- What quirky, one-of-a-kind shops exist in your area?
- What places in your area have historical importance?
- What gardens, zoos, or wildlife sanctuaries exist near you?
- Where can you go to enjoy scenic views or take interesting pictures?
If you are married or partnered, build your Adventure List together with your spouse. Perhaps you have friends who would like to join you on some of these adventures.
Try to end up with at least 50 items in your Adventure List. Then, decide how frequently you will pick one of these activities and do it. Jeff and I have decided to devote every Tuesday to this pursuit, since we usually don’t have any other activities scheduled on that day.
Some of your Adventure List items may call for an overnight or weekend trip, which can be a delightful change of pace.
Museums and botanical gardens sometimes offer free admission on one day each week or month. You can also investigate whether any of these attractions offer senior discounts.
With an Adventure List, you will always have something fun and interesting to look forward to. Your daily life will be fresher, and you’ll have interesting things to talk about when you get together with your family and friends. All of your friends on Facebook will be envious because your life will seem so much more interesting than theirs. (And it probably will be.)
Why not start your Adventure List today, and start exploring what’s right there in your own back yard? (Figuratively, anyway.)
Please feel welcome to comment below.
Oh, and one more thing.
Admit it. You Googled the World’s Largest Ball of Twine and the Burnt Food Museum, didn’t you? 🙂
© 2018 Dave Hughes. All rights reserved.
Magnifying glass-map-keys: Steve Buissinne
Another day-another adventure: Alexandra
[…] habit of going out every Tuesday to discover (or rediscover) some local point of interest on our Adventure List.
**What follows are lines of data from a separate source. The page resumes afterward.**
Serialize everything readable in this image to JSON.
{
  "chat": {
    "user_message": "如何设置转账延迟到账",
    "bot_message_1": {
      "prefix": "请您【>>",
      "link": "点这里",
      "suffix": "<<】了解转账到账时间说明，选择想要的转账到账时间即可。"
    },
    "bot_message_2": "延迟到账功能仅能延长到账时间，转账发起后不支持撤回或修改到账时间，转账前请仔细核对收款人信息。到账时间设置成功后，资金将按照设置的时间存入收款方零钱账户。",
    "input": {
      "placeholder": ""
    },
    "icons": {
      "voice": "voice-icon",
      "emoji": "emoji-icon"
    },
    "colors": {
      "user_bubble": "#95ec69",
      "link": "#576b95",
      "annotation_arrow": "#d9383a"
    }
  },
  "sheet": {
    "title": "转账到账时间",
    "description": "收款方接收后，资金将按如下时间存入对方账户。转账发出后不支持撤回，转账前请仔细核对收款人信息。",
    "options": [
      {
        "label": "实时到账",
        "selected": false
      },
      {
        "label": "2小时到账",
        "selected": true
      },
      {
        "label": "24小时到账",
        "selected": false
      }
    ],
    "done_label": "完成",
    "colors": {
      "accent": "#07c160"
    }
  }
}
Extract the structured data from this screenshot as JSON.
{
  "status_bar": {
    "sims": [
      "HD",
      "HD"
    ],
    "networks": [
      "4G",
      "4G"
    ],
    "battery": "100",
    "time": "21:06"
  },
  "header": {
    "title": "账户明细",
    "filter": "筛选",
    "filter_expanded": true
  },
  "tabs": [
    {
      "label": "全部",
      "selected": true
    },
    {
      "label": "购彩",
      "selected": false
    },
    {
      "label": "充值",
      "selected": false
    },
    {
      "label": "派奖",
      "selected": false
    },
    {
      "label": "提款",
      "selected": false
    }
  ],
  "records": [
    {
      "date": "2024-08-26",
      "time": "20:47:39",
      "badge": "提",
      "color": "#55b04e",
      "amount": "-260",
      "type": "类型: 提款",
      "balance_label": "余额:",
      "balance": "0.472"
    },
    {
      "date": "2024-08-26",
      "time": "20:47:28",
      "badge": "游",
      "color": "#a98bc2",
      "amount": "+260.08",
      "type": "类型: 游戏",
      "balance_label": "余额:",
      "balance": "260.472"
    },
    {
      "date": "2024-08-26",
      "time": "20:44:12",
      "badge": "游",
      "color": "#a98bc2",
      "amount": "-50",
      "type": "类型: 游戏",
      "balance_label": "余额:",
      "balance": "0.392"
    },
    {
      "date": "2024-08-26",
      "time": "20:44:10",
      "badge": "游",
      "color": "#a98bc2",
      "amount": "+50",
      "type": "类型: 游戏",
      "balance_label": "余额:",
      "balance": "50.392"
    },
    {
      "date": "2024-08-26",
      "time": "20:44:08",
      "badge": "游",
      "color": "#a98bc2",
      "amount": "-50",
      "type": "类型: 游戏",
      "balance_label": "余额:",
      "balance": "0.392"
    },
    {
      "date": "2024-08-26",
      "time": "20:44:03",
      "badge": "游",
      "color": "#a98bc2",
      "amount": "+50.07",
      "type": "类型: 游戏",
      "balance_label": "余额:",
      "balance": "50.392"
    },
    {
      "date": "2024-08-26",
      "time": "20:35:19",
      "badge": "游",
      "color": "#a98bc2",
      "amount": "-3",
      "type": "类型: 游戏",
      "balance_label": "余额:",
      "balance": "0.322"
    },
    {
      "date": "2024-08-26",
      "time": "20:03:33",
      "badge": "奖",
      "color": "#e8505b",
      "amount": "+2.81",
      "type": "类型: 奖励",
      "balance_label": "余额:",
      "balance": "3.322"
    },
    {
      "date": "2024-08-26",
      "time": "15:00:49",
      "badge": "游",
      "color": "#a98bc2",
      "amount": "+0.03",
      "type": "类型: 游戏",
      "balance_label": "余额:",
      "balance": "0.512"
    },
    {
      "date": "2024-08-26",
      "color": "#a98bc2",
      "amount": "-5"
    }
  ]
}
Most of them have been closed for […]
[…] the effort to discover the attractions in your own community such as restaurants, parks, and museums that you may not have had time for […]
The Burnt Food Museum = HAHAHAHA!! Guess you’ve BEEN to my house for dinner, eh? ☆ ☺
This is a real thing! It’s in Boston. It was founded by harpist Deborah Henson-Conant.